┌──
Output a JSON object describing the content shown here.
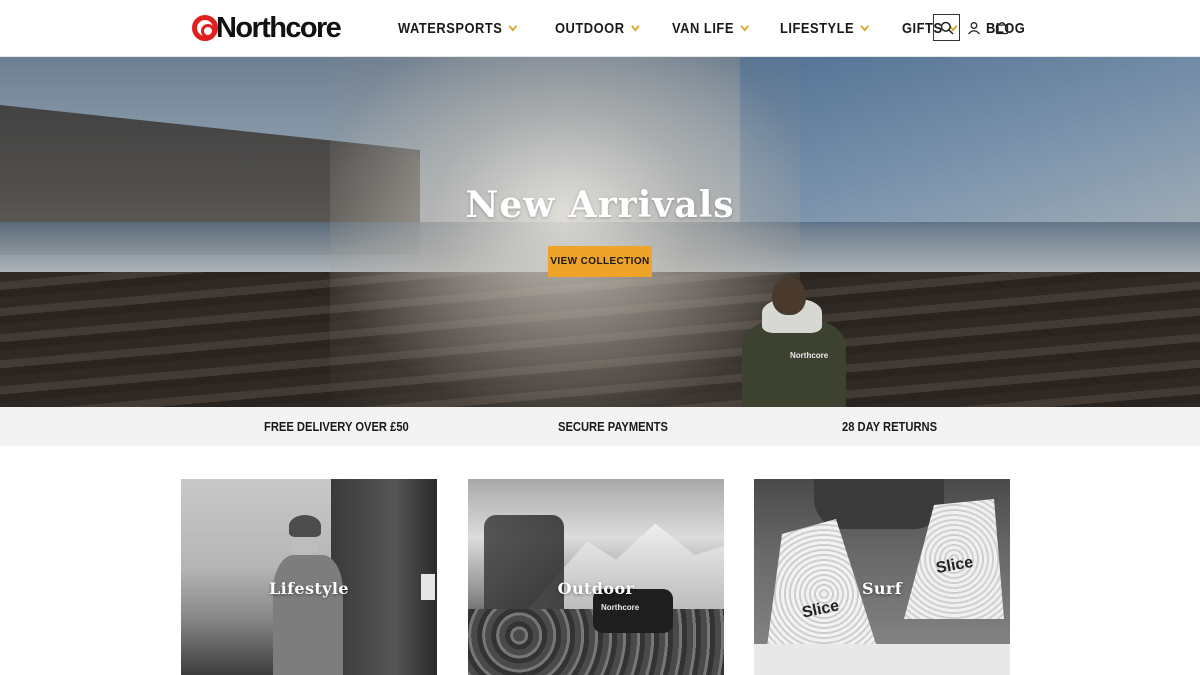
{
  "header": {
    "logo_text": "Northcore",
    "nav": [
      {
        "label": "WATERSPORTS",
        "has_dropdown": true
      },
      {
        "label": "OUTDOOR",
        "has_dropdown": true
      },
      {
        "label": "VAN LIFE",
        "has_dropdown": true
      },
      {
        "label": "LIFESTYLE",
        "has_dropdown": true
      },
      {
        "label": "GIFTS",
        "has_dropdown": true
      },
      {
        "label": "BLOG",
        "has_dropdown": false
      }
    ],
    "icons": [
      "search-icon",
      "account-icon",
      "cart-icon"
    ]
  },
  "hero": {
    "title": "New Arrivals",
    "button_label": "VIEW COLLECTION",
    "jacket_brand": "Northcore"
  },
  "usp": [
    {
      "label": "FREE DELIVERY OVER £50"
    },
    {
      "label": "SECURE PAYMENTS"
    },
    {
      "label": "28 DAY RETURNS"
    }
  ],
  "categories": [
    {
      "label": "Lifestyle"
    },
    {
      "label": "Outdoor",
      "bag_brand": "Northcore"
    },
    {
      "label": "Surf",
      "fin_brand": "Slice"
    }
  ],
  "colors": {
    "accent": "#f0a329",
    "chevron": "#d9a62a",
    "logo_red": "#e02020",
    "usp_bg": "#f3f3f3"
  }
}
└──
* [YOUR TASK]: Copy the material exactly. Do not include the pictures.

* [RESULT]:
Output a JSON object describing the content shown here.
{
  "header": {
    "logo_text": "Northcore",
    "nav": [
      {
        "label": "WATERSPORTS",
        "has_dropdown": true
      },
      {
        "label": "OUTDOOR",
        "has_dropdown": true
      },
      {
        "label": "VAN LIFE",
        "has_dropdown": true
      },
      {
        "label": "LIFESTYLE",
        "has_dropdown": true
      },
      {
        "label": "GIFTS",
        "has_dropdown": true
      },
      {
        "label": "BLOG",
        "has_dropdown": false
      }
    ],
    "icons": [
      "search-icon",
      "account-icon",
      "cart-icon"
    ]
  },
  "hero": {
    "title": "New Arrivals",
    "button_label": "VIEW COLLECTION",
    "jacket_brand": "Northcore"
  },
  "usp": [
    {
      "label": "FREE DELIVERY OVER £50"
    },
    {
      "label": "SECURE PAYMENTS"
    },
    {
      "label": "28 DAY RETURNS"
    }
  ],
  "categories": [
    {
      "label": "Lifestyle"
    },
    {
      "label": "Outdoor",
      "bag_brand": "Northcore"
    },
    {
      "label": "Surf",
      "fin_brand": "Slice"
    }
  ],
  "colors": {
    "accent": "#f0a329",
    "chevron": "#d9a62a",
    "logo_red": "#e02020",
    "usp_bg": "#f3f3f3"
  }
}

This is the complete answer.